Each entry has to be copied exactly, with nothing missed.

☆ ☆ ☆

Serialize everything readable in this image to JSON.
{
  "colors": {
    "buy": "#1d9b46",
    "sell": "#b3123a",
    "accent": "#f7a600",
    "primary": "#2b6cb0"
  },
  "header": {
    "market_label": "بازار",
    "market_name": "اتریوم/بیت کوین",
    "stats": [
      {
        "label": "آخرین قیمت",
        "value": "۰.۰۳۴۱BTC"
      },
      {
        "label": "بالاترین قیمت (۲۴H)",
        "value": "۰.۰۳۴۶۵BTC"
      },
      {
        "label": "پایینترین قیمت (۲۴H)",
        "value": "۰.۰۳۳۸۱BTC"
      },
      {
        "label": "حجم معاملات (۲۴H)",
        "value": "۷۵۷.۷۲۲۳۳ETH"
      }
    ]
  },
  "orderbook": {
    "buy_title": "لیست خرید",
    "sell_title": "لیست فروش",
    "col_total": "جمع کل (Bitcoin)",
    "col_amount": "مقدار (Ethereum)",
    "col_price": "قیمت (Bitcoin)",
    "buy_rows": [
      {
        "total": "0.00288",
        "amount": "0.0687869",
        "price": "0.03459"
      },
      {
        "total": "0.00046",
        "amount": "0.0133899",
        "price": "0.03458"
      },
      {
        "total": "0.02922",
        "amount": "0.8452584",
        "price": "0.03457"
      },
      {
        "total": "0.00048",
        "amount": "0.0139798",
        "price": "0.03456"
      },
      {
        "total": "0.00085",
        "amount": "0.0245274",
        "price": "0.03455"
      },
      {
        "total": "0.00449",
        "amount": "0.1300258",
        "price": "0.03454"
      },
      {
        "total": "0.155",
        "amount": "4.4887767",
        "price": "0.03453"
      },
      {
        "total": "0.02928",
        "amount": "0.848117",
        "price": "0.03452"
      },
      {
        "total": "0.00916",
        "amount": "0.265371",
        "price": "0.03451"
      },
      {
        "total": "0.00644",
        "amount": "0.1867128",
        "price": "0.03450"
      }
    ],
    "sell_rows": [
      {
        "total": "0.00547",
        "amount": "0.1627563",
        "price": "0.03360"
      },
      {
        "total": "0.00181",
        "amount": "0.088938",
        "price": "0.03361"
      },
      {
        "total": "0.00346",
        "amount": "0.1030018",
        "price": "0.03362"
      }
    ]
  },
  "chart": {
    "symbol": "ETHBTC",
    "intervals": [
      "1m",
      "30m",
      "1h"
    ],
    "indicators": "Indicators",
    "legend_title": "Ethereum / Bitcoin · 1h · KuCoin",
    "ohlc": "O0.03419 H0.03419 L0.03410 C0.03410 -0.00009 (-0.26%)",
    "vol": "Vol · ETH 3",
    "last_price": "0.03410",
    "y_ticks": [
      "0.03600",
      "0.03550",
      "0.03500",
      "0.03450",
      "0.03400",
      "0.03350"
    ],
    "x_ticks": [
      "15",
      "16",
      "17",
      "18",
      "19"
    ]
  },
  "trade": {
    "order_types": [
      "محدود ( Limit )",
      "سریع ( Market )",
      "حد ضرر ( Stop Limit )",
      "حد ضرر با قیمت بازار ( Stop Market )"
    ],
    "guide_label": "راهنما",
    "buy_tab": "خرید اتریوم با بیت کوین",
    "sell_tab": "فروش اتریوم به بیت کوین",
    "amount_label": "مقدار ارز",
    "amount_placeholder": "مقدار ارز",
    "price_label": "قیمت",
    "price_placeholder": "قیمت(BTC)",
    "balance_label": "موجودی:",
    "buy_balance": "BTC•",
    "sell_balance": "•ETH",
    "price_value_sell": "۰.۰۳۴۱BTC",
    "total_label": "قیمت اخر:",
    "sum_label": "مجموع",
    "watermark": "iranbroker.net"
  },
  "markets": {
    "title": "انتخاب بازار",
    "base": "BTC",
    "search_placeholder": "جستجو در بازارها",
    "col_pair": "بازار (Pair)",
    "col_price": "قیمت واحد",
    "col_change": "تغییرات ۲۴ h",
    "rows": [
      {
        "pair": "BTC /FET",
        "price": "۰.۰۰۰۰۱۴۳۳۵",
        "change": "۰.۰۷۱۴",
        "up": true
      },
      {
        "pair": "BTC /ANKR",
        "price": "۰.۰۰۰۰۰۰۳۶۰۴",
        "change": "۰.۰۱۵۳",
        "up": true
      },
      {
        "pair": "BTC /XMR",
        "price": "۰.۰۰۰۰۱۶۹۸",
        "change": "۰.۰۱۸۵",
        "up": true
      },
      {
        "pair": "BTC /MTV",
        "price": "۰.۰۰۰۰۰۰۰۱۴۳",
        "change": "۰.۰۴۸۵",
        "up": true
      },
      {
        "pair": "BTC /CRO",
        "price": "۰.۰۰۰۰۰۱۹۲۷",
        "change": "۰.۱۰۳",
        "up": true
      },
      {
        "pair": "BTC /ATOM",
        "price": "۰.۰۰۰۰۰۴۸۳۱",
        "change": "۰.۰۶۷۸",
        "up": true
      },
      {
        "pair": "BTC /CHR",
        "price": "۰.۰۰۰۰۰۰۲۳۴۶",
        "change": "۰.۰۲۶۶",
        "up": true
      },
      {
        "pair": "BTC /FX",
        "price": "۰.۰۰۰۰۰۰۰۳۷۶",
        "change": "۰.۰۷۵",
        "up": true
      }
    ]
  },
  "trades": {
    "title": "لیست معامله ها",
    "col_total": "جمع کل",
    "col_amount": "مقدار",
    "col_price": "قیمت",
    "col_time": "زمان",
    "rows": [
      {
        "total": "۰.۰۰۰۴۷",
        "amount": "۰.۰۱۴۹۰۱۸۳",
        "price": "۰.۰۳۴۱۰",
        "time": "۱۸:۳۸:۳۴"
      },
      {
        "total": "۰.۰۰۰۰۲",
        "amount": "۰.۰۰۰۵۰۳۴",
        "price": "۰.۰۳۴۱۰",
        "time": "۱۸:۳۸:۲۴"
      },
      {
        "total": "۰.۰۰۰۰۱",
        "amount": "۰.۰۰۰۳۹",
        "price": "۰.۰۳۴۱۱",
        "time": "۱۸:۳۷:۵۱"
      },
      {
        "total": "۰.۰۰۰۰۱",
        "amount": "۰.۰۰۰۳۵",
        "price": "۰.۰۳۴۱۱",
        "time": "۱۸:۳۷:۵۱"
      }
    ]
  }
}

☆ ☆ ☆

• **WRITTEN RESPONSE**
Serialize everything readable in this image to JSON.
{
  "colors": {
    "buy": "#1d9b46",
    "sell": "#b3123a",
    "accent": "#f7a600",
    "primary": "#2b6cb0"
  },
  "header": {
    "market_label": "بازار",
    "market_name": "اتریوم/بیت کوین",
    "stats": [
      {
        "label": "آخرین قیمت",
        "value": "۰.۰۳۴۱BTC"
      },
      {
        "label": "بالاترین قیمت (۲۴H)",
        "value": "۰.۰۳۴۶۵BTC"
      },
      {
        "label": "پایینترین قیمت (۲۴H)",
        "value": "۰.۰۳۳۸۱BTC"
      },
      {
        "label": "حجم معاملات (۲۴H)",
        "value": "۷۵۷.۷۲۲۳۳ETH"
      }
    ]
  },
  "orderbook": {
    "buy_title": "لیست خرید",
    "sell_title": "لیست فروش",
    "col_total": "جمع کل (Bitcoin)",
    "col_amount": "مقدار (Ethereum)",
    "col_price": "قیمت (Bitcoin)",
    "buy_rows": [
      {
        "total": "0.00288",
        "amount": "0.0687869",
        "price": "0.03459"
      },
      {
        "total": "0.00046",
        "amount": "0.0133899",
        "price": "0.03458"
      },
      {
        "total": "0.02922",
        "amount": "0.8452584",
        "price": "0.03457"
      },
      {
        "total": "0.00048",
        "amount": "0.0139798",
        "price": "0.03456"
      },
      {
        "total": "0.00085",
        "amount": "0.0245274",
        "price": "0.03455"
      },
      {
        "total": "0.00449",
        "amount": "0.1300258",
        "price": "0.03454"
      },
      {
        "total": "0.155",
        "amount": "4.4887767",
        "price": "0.03453"
      },
      {
        "total": "0.02928",
        "amount": "0.848117",
        "price": "0.03452"
      },
      {
        "total": "0.00916",
        "amount": "0.265371",
        "price": "0.03451"
      },
      {
        "total": "0.00644",
        "amount": "0.1867128",
        "price": "0.03450"
      }
    ],
    "sell_rows": [
      {
        "total": "0.00547",
        "amount": "0.1627563",
        "price": "0.03360"
      },
      {
        "total": "0.00181",
        "amount": "0.088938",
        "price": "0.03361"
      },
      {
        "total": "0.00346",
        "amount": "0.1030018",
        "price": "0.03362"
      }
    ]
  },
  "chart": {
    "symbol": "ETHBTC",
    "intervals": [
      "1m",
      "30m",
      "1h"
    ],
    "indicators": "Indicators",
    "legend_title": "Ethereum / Bitcoin · 1h · KuCoin",
    "ohlc": "O0.03419 H0.03419 L0.03410 C0.03410 -0.00009 (-0.26%)",
    "vol": "Vol · ETH 3",
    "last_price": "0.03410",
    "y_ticks": [
      "0.03600",
      "0.03550",
      "0.03500",
      "0.03450",
      "0.03400",
      "0.03350"
    ],
    "x_ticks": [
      "15",
      "16",
      "17",
      "18",
      "19"
    ]
  },
  "trade": {
    "order_types": [
      "محدود ( Limit )",
      "سریع ( Market )",
      "حد ضرر ( Stop Limit )",
      "حد ضرر با قیمت بازار ( Stop Market )"
    ],
    "guide_label": "راهنما",
    "buy_tab": "خرید اتریوم با بیت کوین",
    "sell_tab": "فروش اتریوم به بیت کوین",
    "amount_label": "مقدار ارز",
    "amount_placeholder": "مقدار ارز",
    "price_label": "قیمت",
    "price_placeholder": "قیمت(BTC)",
    "balance_label": "موجودی:",
    "buy_balance": "BTC•",
    "sell_balance": "•ETH",
    "price_value_sell": "۰.۰۳۴۱BTC",
    "total_label": "قیمت اخر:",
    "sum_label": "مجموع",
    "watermark": "iranbroker.net"
  },
  "markets": {
    "title": "انتخاب بازار",
    "base": "BTC",
    "search_placeholder": "جستجو در بازارها",
    "col_pair": "بازار (Pair)",
    "col_price": "قیمت واحد",
    "col_change": "تغییرات ۲۴ h",
    "rows": [
      {
        "pair": "BTC /FET",
        "price": "۰.۰۰۰۰۱۴۳۳۵",
        "change": "۰.۰۷۱۴",
        "up": true
      },
      {
        "pair": "BTC /ANKR",
        "price": "۰.۰۰۰۰۰۰۳۶۰۴",
        "change": "۰.۰۱۵۳",
        "up": true
      },
      {
        "pair": "BTC /XMR",
        "price": "۰.۰۰۰۰۱۶۹۸",
        "change": "۰.۰۱۸۵",
        "up": true
      },
      {
        "pair": "BTC /MTV",
        "price": "۰.۰۰۰۰۰۰۰۱۴۳",
        "change": "۰.۰۴۸۵",
        "up": true
      },
      {
        "pair": "BTC /CRO",
        "price": "۰.۰۰۰۰۰۱۹۲۷",
        "change": "۰.۱۰۳",
        "up": true
      },
      {
        "pair": "BTC /ATOM",
        "price": "۰.۰۰۰۰۰۴۸۳۱",
        "change": "۰.۰۶۷۸",
        "up": true
      },
      {
        "pair": "BTC /CHR",
        "price": "۰.۰۰۰۰۰۰۲۳۴۶",
        "change": "۰.۰۲۶۶",
        "up": true
      },
      {
        "pair": "BTC /FX",
        "price": "۰.۰۰۰۰۰۰۰۳۷۶",
        "change": "۰.۰۷۵",
        "up": true
      }
    ]
  },
  "trades": {
    "title": "لیست معامله ها",
    "col_total": "جمع کل",
    "col_amount": "مقدار",
    "col_price": "قیمت",
    "col_time": "زمان",
    "rows": [
      {
        "total": "۰.۰۰۰۴۷",
        "amount": "۰.۰۱۴۹۰۱۸۳",
        "price": "۰.۰۳۴۱۰",
        "time": "۱۸:۳۸:۳۴"
      },
      {
        "total": "۰.۰۰۰۰۲",
        "amount": "۰.۰۰۰۵۰۳۴",
        "price": "۰.۰۳۴۱۰",
        "time": "۱۸:۳۸:۲۴"
      },
      {
        "total": "۰.۰۰۰۰۱",
        "amount": "۰.۰۰۰۳۹",
        "price": "۰.۰۳۴۱۱",
        "time": "۱۸:۳۷:۵۱"
      },
      {
        "total": "۰.۰۰۰۰۱",
        "amount": "۰.۰۰۰۳۵",
        "price": "۰.۰۳۴۱۱",
        "time": "۱۸:۳۷:۵۱"
      }
    ]
  }
}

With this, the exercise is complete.